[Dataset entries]

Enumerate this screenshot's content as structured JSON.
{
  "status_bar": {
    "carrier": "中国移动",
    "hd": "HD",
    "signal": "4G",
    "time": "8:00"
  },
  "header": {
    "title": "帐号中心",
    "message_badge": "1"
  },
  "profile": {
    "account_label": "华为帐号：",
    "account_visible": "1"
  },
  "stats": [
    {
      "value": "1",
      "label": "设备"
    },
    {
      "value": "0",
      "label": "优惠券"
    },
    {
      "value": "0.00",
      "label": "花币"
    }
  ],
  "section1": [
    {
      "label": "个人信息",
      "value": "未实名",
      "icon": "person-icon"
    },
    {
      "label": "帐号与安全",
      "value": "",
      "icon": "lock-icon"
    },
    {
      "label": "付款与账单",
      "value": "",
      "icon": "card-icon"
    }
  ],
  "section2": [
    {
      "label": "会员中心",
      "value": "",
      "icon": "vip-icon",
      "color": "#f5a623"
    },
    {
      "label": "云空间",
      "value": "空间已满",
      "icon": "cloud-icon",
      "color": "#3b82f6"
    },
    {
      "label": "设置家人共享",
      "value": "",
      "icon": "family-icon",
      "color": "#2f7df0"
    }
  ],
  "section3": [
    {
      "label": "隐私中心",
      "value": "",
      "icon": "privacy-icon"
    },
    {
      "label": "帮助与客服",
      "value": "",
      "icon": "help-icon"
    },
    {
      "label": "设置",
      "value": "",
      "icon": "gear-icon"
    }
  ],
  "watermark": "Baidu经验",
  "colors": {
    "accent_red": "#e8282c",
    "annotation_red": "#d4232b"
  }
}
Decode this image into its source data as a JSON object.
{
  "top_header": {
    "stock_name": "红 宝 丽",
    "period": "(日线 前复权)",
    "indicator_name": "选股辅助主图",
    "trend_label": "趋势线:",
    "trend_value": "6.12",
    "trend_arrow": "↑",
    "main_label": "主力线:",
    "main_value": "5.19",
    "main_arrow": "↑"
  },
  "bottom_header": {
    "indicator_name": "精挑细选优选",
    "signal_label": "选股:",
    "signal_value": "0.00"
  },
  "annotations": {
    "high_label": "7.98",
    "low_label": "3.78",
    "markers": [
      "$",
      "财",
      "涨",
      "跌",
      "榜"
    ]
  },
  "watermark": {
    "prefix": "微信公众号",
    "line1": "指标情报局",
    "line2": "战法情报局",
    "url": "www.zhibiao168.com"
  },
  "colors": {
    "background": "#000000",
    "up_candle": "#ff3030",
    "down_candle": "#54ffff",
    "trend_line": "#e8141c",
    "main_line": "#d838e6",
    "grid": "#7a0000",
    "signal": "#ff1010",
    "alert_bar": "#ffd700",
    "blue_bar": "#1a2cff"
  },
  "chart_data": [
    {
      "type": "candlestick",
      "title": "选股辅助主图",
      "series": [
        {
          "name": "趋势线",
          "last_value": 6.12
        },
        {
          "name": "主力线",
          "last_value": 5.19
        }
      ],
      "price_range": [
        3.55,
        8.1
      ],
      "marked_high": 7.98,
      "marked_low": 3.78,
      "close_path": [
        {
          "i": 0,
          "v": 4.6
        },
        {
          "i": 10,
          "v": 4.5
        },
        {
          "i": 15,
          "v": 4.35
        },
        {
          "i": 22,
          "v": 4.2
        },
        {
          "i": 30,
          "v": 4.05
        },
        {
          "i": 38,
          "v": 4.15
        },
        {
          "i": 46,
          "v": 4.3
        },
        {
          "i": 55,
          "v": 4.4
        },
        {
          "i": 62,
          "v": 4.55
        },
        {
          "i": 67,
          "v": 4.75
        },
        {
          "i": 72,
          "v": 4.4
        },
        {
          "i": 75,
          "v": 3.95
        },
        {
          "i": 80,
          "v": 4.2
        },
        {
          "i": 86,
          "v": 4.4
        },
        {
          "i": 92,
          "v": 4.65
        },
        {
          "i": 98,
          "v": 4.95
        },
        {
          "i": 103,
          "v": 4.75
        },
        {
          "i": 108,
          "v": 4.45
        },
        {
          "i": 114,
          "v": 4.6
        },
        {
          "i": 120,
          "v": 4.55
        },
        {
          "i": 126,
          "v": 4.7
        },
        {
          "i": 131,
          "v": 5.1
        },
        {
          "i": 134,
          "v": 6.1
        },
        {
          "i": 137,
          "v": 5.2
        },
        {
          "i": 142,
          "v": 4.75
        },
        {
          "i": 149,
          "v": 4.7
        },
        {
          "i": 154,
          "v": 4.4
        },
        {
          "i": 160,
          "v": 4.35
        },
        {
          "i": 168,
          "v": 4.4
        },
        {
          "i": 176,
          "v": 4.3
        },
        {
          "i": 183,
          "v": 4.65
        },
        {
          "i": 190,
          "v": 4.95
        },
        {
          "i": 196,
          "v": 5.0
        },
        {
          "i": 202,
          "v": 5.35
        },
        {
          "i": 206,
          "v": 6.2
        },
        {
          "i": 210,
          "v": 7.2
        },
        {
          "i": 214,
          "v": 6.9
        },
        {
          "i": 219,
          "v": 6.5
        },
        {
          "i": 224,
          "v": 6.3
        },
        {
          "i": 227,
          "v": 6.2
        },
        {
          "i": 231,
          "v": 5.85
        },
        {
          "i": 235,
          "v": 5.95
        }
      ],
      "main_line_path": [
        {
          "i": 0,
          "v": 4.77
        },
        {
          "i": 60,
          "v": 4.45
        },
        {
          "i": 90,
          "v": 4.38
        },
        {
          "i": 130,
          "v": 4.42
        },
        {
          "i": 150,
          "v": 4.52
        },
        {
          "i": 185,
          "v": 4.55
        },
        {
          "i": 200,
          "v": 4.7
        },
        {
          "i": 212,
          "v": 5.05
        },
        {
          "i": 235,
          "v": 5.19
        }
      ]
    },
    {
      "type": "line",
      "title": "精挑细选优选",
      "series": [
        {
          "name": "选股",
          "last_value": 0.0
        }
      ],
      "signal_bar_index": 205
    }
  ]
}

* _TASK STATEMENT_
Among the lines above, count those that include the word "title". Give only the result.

* _TASK SOLUTION_
3